The announcement followed a 22-month probe by Manhattan District Attorney Cy Vance Jr. and attorneys for the two convicted men in a long-controversial murder case dating to the administration of Mayor Robert F. Wagner.

Prosecutors, along with the New York Police Department and the FBI, were exposed for withholding key exculpatory evidence against Muhammad Aziz and Khalil Islam, The New York Times reported.

The official word was expected to come Thursday at a news conference with Vance.

The FBI, prosecutors and the NYPD were implicated in the mishandling of the investigation, raising new questions about the killing that reverberates 56 years later and about who exactly was responsible for the cold-blooded shooting.
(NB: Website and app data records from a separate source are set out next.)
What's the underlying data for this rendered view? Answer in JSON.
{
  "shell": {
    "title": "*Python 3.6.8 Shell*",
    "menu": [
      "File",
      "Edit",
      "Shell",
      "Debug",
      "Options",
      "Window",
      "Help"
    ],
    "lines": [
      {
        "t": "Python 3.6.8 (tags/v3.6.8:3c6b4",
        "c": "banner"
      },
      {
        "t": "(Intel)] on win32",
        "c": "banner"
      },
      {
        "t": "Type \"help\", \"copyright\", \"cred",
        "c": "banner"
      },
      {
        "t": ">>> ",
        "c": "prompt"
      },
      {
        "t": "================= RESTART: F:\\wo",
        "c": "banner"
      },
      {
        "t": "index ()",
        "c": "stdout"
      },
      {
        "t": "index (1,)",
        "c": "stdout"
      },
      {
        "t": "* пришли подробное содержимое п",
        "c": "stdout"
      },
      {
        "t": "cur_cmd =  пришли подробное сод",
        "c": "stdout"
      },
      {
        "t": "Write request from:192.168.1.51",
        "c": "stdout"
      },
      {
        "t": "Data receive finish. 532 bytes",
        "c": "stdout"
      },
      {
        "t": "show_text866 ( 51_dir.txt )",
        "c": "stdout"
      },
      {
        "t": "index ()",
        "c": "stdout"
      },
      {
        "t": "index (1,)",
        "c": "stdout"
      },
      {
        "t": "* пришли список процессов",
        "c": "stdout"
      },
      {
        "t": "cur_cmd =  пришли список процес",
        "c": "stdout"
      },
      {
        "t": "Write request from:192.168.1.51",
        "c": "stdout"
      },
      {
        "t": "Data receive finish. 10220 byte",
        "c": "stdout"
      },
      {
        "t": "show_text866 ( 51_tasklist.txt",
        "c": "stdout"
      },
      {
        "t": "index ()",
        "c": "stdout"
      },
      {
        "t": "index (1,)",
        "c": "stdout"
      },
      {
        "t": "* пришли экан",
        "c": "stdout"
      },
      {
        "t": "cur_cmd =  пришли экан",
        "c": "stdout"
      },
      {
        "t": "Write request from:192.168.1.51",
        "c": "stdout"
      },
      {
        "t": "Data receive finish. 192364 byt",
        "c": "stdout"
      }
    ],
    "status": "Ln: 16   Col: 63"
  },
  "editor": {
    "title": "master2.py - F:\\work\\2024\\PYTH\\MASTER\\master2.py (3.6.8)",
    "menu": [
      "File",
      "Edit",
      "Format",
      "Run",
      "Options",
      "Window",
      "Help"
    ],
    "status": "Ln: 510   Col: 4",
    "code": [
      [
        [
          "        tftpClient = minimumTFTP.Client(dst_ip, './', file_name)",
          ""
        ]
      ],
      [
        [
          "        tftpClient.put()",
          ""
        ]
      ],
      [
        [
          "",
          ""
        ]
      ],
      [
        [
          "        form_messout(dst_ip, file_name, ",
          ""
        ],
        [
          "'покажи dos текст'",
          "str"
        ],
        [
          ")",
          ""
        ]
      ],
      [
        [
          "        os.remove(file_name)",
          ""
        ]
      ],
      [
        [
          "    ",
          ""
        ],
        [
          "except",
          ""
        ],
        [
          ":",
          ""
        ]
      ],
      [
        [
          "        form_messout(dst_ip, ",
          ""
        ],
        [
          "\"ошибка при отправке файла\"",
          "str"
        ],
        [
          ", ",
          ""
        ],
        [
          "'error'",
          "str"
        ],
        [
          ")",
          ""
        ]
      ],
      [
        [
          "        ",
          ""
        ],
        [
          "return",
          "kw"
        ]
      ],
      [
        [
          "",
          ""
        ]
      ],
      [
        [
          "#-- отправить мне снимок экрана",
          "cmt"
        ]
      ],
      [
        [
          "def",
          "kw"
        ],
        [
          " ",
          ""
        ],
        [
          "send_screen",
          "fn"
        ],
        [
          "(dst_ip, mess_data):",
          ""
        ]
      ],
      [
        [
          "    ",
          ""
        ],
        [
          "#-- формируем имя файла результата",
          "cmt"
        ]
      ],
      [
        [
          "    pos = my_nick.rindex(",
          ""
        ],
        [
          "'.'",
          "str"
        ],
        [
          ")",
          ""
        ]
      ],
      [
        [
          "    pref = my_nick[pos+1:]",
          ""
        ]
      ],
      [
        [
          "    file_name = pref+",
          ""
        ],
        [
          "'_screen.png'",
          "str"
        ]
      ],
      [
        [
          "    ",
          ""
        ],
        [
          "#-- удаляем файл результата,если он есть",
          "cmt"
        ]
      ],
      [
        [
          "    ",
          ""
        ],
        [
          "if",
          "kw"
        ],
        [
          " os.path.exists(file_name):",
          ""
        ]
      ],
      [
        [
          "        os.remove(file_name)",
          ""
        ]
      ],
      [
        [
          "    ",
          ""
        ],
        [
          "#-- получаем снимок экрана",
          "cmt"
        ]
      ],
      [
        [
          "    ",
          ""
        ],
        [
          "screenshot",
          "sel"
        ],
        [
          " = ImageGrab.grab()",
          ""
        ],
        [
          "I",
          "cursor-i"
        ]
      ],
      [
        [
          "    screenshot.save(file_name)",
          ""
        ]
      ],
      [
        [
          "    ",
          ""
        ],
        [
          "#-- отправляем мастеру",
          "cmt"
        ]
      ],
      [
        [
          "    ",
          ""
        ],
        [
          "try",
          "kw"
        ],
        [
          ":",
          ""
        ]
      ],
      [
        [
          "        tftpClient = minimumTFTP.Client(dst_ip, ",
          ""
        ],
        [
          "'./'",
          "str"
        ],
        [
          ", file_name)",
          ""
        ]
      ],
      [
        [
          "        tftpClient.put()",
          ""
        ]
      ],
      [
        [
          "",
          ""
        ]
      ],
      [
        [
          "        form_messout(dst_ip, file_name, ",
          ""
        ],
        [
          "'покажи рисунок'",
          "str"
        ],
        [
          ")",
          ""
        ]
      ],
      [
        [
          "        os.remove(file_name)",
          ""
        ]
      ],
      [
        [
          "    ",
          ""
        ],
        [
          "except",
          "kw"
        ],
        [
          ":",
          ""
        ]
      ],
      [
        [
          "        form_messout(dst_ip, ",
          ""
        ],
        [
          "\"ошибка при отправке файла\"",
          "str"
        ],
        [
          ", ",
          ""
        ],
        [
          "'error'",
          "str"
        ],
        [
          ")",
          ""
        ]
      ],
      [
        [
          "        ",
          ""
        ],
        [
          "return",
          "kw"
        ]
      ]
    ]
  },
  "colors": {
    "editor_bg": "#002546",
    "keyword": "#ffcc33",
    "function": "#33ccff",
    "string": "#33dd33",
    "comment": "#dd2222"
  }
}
Prosecutors did not identify any possible new suspects in the killing as Malcolm X, a fiery Muslim leader, rose to address a crowd inside the ballroom, The Times said. But doubts were raised over the years about the convictions of the two soon-to-be-cleared men, known at the time as Norman 3X Butler and Thomas 15X Johnson.

Malcolm X was shot 16 times inside the Audubon Ballroom by three shooters as his wife and three of his daughters sat in the audience on Feb. 21, 1965.

Nation of Islam leader Louis Farrakhan acknowledged in 1994 that he “helped create the atmosphere” that led to Malcolm X’s murder, but denied any involvement.

Across the decades, an assortment of books and a documentary suggested the assassination was the work of everyone from the Nation of Islam to the FBI or another government organization.

The wrongfully convicted Islam died in 2009, 22 years after his release from prison. Aziz, now 83, was turned lose in 1985 after 19 years behind bars.

Police Department files reviewed in the investigation indicated the Daily News received a phone call on the morning of the murder with word that Malcolm X would be killed.